The company's unmanned vessel collected nodules it says are rich in nickel, cobalt, manganese and copper at a depth of 4500 metres.
The Patania II was lowered from a surface vessel via a 5km-long power and two-way communications cable, and spent approximately 50 hrs on the seabed.
GSR noted that Patania II is not connected to a riser pipe to bring the nodules to the surface, only the seafloor nodule collector is being trialled and monitored at this stage.
A subsidiary of the dredging firm DEME, GSR is collaborating with the European research project MiningImpact, which involves scientists from 29 European institutes, for the trial.
"This successful trial demonstrates that polymetallic nodules can be collected from the seafloor. Now we await the results of independent analysis so we can refine our technology and environmental plans," said Kris Van Nijen, Managing Director of GSR.
GSR said earlier this month that it will be deploying the Patania II in part of the Clarion Clipperton Zone, which lies in the Pacific between Mexico and Hawaii.

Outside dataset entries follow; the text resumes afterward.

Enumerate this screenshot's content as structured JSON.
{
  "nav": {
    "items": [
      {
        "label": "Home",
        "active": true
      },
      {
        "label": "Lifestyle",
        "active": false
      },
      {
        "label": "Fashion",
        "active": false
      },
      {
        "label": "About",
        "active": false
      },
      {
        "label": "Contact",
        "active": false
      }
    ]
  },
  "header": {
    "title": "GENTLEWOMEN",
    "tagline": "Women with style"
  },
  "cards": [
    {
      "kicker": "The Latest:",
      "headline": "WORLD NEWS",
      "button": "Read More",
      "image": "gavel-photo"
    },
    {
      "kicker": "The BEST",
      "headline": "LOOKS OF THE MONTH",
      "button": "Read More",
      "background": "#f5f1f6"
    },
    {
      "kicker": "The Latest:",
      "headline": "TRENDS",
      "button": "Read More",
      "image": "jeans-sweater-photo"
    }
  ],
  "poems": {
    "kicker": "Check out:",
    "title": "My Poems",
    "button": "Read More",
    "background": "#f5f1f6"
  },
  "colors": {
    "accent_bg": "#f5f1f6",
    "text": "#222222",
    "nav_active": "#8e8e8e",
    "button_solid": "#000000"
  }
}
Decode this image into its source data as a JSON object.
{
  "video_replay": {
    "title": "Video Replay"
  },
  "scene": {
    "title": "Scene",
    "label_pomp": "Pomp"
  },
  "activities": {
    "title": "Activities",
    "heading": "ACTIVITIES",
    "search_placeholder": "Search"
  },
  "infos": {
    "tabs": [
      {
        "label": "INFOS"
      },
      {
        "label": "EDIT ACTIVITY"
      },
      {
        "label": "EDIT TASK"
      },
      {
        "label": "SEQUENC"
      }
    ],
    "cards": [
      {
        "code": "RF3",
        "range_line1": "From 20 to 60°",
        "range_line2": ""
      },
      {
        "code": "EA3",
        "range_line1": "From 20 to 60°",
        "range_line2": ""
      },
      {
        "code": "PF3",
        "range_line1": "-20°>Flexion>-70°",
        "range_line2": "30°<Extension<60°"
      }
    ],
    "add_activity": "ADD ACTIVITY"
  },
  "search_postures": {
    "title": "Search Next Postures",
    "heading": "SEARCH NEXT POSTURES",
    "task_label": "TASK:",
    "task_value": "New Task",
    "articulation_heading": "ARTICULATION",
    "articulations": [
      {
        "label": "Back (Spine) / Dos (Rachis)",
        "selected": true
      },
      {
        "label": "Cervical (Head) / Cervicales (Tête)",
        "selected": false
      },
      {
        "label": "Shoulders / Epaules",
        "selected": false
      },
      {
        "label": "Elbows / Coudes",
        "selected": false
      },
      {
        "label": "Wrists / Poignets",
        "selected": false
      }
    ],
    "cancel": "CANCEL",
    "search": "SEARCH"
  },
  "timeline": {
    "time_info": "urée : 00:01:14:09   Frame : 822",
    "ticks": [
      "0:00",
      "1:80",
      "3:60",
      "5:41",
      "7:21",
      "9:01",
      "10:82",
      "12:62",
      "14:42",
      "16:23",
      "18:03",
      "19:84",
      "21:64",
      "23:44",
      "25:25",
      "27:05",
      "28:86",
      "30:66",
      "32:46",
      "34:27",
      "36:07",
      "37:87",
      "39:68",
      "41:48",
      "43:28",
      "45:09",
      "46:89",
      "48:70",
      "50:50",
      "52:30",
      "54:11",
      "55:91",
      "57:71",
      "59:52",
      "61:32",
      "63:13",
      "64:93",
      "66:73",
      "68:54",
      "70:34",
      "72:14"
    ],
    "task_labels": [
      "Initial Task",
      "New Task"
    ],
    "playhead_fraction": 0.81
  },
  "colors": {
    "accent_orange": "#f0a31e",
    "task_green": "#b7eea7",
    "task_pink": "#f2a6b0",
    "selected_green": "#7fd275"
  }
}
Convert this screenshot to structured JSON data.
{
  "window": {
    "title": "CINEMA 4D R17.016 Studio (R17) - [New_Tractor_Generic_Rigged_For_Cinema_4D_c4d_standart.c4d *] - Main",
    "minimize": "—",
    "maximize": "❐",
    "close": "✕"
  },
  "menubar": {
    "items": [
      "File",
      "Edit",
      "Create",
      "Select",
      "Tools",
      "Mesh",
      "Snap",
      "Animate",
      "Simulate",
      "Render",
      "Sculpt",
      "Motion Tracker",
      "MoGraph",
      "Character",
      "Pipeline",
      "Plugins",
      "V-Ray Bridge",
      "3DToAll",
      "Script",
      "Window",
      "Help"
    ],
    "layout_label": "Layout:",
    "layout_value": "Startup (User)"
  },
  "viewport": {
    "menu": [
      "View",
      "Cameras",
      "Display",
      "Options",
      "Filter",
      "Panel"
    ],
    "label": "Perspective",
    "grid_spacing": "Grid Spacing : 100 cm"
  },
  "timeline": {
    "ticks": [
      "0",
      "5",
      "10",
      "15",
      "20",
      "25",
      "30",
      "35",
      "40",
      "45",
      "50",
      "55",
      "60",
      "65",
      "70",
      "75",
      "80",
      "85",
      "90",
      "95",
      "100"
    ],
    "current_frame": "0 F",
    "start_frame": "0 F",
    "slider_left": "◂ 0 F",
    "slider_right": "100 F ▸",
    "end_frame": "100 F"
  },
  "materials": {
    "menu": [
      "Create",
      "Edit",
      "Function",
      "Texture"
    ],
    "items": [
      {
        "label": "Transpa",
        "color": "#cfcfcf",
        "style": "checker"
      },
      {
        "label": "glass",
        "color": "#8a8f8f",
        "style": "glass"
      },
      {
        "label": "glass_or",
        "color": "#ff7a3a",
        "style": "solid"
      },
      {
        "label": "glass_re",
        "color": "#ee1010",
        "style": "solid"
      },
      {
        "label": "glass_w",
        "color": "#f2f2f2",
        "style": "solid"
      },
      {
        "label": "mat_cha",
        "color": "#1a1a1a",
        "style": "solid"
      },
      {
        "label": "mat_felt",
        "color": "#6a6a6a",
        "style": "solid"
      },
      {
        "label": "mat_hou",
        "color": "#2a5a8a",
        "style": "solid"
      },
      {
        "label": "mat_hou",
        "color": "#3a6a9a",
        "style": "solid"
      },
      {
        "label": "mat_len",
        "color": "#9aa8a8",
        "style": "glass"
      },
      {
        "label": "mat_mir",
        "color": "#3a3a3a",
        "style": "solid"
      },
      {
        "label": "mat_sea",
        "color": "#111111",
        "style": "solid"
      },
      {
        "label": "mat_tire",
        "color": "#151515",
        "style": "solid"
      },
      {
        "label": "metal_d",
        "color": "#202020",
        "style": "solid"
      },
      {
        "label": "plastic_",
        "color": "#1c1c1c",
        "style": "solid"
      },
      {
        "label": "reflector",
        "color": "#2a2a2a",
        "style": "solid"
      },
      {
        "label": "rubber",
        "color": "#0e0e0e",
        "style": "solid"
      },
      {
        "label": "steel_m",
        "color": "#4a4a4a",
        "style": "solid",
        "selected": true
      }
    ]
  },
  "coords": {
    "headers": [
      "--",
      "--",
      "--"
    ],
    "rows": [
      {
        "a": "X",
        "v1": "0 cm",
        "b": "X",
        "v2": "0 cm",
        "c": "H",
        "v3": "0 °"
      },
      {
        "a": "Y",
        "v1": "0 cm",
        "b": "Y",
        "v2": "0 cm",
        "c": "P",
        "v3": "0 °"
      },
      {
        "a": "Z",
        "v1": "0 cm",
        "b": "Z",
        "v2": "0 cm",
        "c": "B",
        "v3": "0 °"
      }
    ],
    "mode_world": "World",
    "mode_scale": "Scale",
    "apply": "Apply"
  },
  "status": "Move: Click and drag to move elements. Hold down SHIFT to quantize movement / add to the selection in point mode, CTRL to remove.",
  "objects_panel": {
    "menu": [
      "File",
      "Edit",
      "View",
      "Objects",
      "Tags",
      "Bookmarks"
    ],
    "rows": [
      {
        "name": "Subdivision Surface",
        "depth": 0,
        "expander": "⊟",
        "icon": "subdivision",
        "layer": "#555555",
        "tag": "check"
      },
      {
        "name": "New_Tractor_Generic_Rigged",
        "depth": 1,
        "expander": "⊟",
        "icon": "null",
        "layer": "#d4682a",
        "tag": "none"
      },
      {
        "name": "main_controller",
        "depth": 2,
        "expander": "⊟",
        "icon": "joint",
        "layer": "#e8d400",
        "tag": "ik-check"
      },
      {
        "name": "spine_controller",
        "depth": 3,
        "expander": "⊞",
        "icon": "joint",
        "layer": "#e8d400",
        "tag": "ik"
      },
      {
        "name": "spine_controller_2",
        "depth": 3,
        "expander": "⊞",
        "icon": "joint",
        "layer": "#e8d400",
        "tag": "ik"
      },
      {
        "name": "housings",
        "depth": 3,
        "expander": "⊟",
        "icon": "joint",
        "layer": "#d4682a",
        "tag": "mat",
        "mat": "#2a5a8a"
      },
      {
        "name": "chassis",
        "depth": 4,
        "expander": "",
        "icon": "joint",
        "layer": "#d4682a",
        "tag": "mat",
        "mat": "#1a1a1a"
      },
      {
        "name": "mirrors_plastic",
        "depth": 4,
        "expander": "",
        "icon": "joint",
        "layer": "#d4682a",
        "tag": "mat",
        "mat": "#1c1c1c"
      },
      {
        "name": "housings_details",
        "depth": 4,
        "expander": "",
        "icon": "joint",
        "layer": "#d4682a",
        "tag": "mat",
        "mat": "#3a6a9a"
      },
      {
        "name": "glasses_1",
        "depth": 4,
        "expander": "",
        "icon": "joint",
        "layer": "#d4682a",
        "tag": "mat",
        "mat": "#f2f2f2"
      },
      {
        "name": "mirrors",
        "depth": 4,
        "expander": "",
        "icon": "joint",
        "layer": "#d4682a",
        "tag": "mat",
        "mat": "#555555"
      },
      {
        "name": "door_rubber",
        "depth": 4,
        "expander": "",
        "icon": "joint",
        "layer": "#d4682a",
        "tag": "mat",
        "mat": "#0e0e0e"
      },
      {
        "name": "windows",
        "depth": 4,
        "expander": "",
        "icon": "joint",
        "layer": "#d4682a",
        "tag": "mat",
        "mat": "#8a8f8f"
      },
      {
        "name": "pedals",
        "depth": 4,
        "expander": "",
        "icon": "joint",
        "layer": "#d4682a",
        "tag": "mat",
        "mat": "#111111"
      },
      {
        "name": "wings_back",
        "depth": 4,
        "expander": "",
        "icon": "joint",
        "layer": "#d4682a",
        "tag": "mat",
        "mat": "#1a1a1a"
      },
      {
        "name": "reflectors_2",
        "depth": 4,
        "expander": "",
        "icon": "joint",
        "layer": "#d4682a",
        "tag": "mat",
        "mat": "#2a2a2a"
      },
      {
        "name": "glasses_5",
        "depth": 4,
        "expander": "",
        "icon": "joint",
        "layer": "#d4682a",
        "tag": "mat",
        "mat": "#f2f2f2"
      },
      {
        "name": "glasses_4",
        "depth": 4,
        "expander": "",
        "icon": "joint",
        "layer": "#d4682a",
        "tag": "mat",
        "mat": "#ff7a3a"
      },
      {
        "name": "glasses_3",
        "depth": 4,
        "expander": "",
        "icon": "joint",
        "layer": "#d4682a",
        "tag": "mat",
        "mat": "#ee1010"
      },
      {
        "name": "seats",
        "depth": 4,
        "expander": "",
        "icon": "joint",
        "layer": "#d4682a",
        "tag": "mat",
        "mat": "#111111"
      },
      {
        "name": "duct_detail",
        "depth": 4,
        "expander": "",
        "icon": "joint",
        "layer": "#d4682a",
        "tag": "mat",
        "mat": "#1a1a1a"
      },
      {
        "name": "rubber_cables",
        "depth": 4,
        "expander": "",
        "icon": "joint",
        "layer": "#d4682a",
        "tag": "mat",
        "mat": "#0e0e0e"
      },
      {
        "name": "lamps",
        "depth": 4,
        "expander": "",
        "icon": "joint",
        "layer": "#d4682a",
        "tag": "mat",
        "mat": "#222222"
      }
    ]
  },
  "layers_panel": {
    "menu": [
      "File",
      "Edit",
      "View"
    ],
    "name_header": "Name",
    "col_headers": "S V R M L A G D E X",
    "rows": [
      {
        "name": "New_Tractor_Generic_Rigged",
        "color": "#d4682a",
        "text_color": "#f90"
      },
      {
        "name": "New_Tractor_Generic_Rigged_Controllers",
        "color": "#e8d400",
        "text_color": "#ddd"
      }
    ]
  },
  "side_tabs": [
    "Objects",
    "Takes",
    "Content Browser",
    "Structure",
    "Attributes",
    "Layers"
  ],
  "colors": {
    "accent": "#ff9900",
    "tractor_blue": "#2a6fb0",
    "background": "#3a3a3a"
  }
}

Last month, Germany's BMW Group, South Korean battery maker Samsung SDI and US web services company Google said they don't plan to use deep-ocean minerals in their supply chains until more comprehensive scientific research is conducted into its deep-sea mining's impact.